Lucky us: Hapag-Lloyd started planning early
“We were the first mover in 2020 by placing an order for 91,000 TEU new HL branded containers in January already for production from March to July. In addition, 80,000 TEU were leased in March, even though the expected increase did not yet become apparent in April, as many countries outside Asia went into lockdown. Supported by our leasing partners involved, we have delayed the pick-up of the containers to the 3rd Quarter creating a competitive advantage”, says Christian Halgmann, Director Container Procurement. “These very containers helped us a lot in the third quarter when it came to buffering the current rush in the market,” says Nico Hecker. With the return of normality, business developed particularly positively in the third quarter. But the ships leaving China are not returning at the same time to the same extent. “The leasing market for new and used containers in Asia, Europe and other demand Areas is basically empty,” continues Halgmann. “Currently the demand for new containers is exceeding the production capacity by far, resulting in lead times for newly built containers until end of Q1/2021. This applies for own production as well as for leased containers. Fortunately in September we could secure some leasing volume to be delivered prior Chinese New Year 2021 to support our customers.”
Rethinking and staying flexible: What is crucial now?
The current situation makes it particularly clear that the shortage of empty equipment is affecting all areas of Hapag-Lloyd already today. Once the containers are empty, they must be refilled as quickly as possible. Currently, we are doing that 25 percent faster than usual. Every container counts! And in order to manage this optimally, colleagues from all departments have to do their part, be that Trade Management, Network, Operations and Commercial teams. Together they take unconventional paths for Hapag-Lloyd’s customers. For example, 40-foot reefer containers that have been switched off (so called Non-Operated-Reefers) are filled with dry goods like textiles, shoes or electronics to Reefer demand locations. 20-foot containers and 45-foot containers will likely be the next types offered as substitute for 40-foot containers, to take advantage of all containers that we have.

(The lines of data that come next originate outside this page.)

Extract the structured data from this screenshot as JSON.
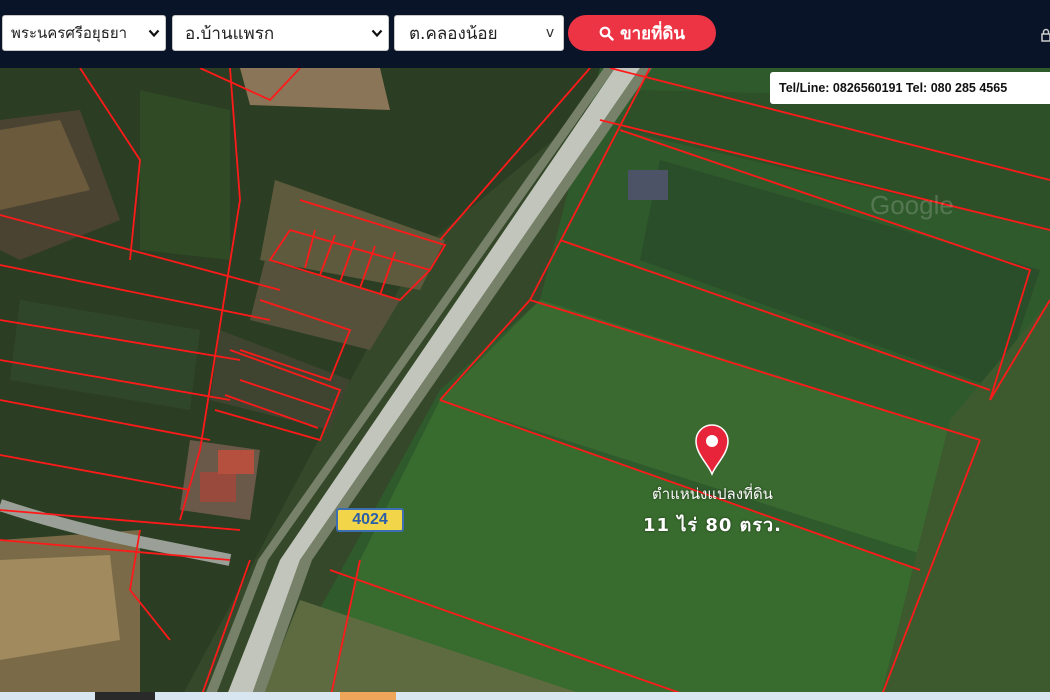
{
  "header": {
    "province": "พระนครศรีอยุธยา",
    "district": "อ.บ้านแพรก",
    "subdistrict": "ต.คลองน้อย",
    "subdistrict_arrow": "v",
    "sale_button_label": "ขายที่ดิน"
  },
  "contact": {
    "text": "Tel/Line: 0826560191  Tel: 080 285 4565"
  },
  "map": {
    "road_number": "4024",
    "plot_label": "ตำแหน่งแปลงที่ดิน",
    "plot_size": "11 ไร่ 80 ตรว.",
    "watermark": "Google",
    "boundary_color": "#ff1a1a",
    "marker_color": "#e8243a"
  },
  "colors": {
    "header_bg": "#091428",
    "button": "#ec3445"
  }
}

44 vessels deployed to move empty containers
Whether High Cube or Reefer: Bringing empty containers and open space on our ships towards Asia together is one of the critical success factors. Container Logistics and Slot Control Team in all Regions are working closely together to make sure no slot remains unused. “30,000 TEU of empty containers are lifted towards Asia week-by-week, with a strong push for more” says Nico Hecker. “When we don’t succeed in meeting evacuation demand, we are chartering extra ships to get the empty containers to their destination. This is not cheap and at this moment a limited option – as charter vessels are extremely scarce as well.” Since the beginning of this year, we moved 164,000 TEU of empty containers on 44 vessels, which were deployed for empty loader voyages.
“Every Areas globally has to tighten their belts and working on a smaller safety buffer,” says Nico Hecker. “We have to reduce empty idle times even further and shorten loading times, which means that the container is only available for exporters seven to eight days before the ship arrives. A better availability of containers is THE competitive advantage in this prevailing market environment. All teams involved are aware of it and that is what drives us.”
Source: Hapag-Lloyd AG